I started studying for the LSAT about 4 weeks ago. The first two weeks I used the PR book and then about 2 weeks ago I started the Kaplan books.
I personally have noticed that I do much better when there is a clear and distinct methodical approach that is general enough to tackle any LSAT question within the given section/question type parameter.
This being said, it seems that the Kaplan books offer much more of this "methodical" approach than the PR book (it sorta lets you figure it out for yourself.)
So the short answer: methodical approach that works every time.
Also, its so important to build - again, something that the PR book wasn't the best at. Just like a math class I like techniques to build on each other. You have to master level 1 before you master level 2 of the "methodical approach." Then when you get to level 4 you are still practicing level 1, 2 and 3. This way you do not need to re-read major sections or figure things out for yourself.

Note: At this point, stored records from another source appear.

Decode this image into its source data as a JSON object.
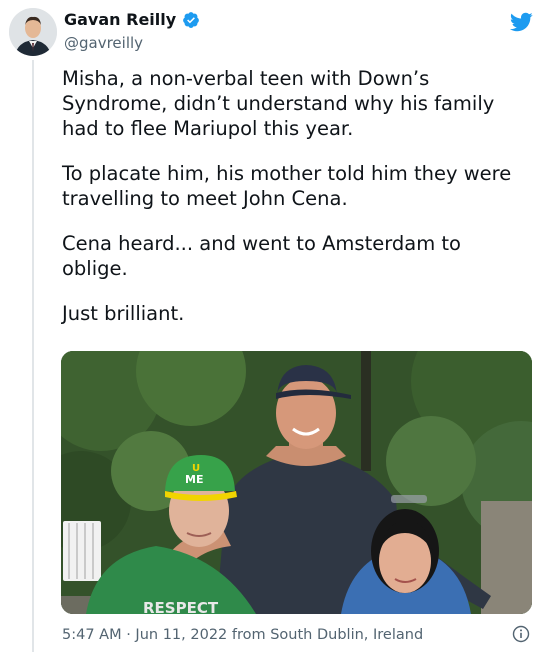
{
  "author": {
    "name": "Gavan Reilly",
    "handle": "@gavreilly"
  },
  "tweet": {
    "paragraphs": [
      "Misha, a non-verbal teen with Down’s Syndrome, didn’t understand why his family had to flee Mariupol this year.",
      "To placate him, his mother told him they were travelling to meet John Cena.",
      "Cena heard... and went to Amsterdam to oblige.",
      "Just brilliant."
    ],
    "timestamp": "5:47 AM · Jun 11, 2022 from South Dublin, Ireland"
  },
  "photo": {
    "cap_text_1": "U",
    "cap_text_2": "ME",
    "shirt_text": "RESPECT"
  },
  "colors": {
    "twitter_blue": "#1d9bf0",
    "text_primary": "#0f1419",
    "text_secondary": "#536471"
  },
  "icons": {
    "verified": "verified-badge-icon",
    "brand": "twitter-bird-icon",
    "info": "info-icon"
  }
}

Once you have the method down in the student, then apply it to efficiency - how to get time down.
Finally, include a practice section with tips on how to self analyze (again, a method would help). Though I dont want to figure techniques out on my own, I do have to figure out how to apply them in my own way in an efficient manner.
I hope that helps?